Background: Bacterial contamination of the transfer catheter during embryo transfer is associated with poor clinical outcomes. Antibiotics at the time of embryo transfer may improve outcomes. We evaluated the effect of co-amoxiclav on the rates of bacterial contamination of transfer catheters and clinical pregnancy.
Methods: On the day of oocyte collection, 350 patients were randomized, with sequentially numbered opaque-sealed envelopes containing treatment allocation assigned randomly by computer, to receive co-amoxiclav on the day before and the day of embryo transfer, or no antibiotics. Following transfer, the catheter tips were cultured and assessed to identify the organism(s) isolated and to quantify the level of the contamination. Couples were followed for 8 weeks to determine whether they had achieved clinical pregnancy.
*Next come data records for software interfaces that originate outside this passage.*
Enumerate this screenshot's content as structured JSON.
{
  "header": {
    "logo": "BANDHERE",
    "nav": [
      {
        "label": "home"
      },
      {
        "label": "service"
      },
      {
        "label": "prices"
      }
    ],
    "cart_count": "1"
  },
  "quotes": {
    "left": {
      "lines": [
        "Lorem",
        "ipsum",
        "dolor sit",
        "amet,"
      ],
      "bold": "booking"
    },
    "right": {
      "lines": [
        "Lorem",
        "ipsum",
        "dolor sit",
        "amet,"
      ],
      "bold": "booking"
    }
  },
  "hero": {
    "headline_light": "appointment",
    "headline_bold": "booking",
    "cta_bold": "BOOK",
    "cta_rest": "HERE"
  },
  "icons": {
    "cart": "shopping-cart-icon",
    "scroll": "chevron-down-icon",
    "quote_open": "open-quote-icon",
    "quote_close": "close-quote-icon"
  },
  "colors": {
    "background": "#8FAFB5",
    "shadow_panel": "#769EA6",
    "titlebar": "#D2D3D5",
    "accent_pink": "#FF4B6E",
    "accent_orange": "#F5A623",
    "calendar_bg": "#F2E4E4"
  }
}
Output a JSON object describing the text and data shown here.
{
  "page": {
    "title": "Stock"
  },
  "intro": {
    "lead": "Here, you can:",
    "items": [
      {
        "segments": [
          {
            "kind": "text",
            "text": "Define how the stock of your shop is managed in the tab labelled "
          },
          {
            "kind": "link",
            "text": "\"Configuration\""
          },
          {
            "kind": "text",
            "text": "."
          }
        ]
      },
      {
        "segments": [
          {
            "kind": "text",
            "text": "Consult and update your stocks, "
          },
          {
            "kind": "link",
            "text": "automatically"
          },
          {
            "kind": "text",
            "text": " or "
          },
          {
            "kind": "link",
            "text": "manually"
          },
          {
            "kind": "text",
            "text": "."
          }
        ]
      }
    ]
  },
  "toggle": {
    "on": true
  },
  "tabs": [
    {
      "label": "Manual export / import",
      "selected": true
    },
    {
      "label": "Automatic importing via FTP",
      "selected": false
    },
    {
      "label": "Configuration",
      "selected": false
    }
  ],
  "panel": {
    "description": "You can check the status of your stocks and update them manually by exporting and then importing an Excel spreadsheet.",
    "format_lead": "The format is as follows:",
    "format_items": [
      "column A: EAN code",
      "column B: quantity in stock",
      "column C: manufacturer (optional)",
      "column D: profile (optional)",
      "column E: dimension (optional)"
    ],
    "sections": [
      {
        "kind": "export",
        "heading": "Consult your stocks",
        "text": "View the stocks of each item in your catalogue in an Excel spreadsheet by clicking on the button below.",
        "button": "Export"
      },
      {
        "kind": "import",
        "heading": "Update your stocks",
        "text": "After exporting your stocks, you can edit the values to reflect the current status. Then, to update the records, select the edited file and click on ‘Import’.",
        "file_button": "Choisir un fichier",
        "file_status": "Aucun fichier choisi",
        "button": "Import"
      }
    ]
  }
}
Outcome assessors were blinded to the treatment allocation, and the analysis was by intention to treat.
Results: Antibiotics significantly reduced catheter contamination rates (49.4 versus 62.3%, RR = 0.79, 95% CI: 0.64, 0.97, P = 0.03). There was no difference detected in clinical pregnancy rates between the two groups (36.0 versus 35.5%, P = 0.83) although there was a significant (P = 0.03) association between the level of bacterial contamination and clinical pregnancy rates.
Conclusions: Co-amoxiclav reduces catheter contamination, but this is not translated into better clinically relevant outcomes such as clinical pregnancy rates. Our findings do not support the routine use of antibiotics at embryo transfer.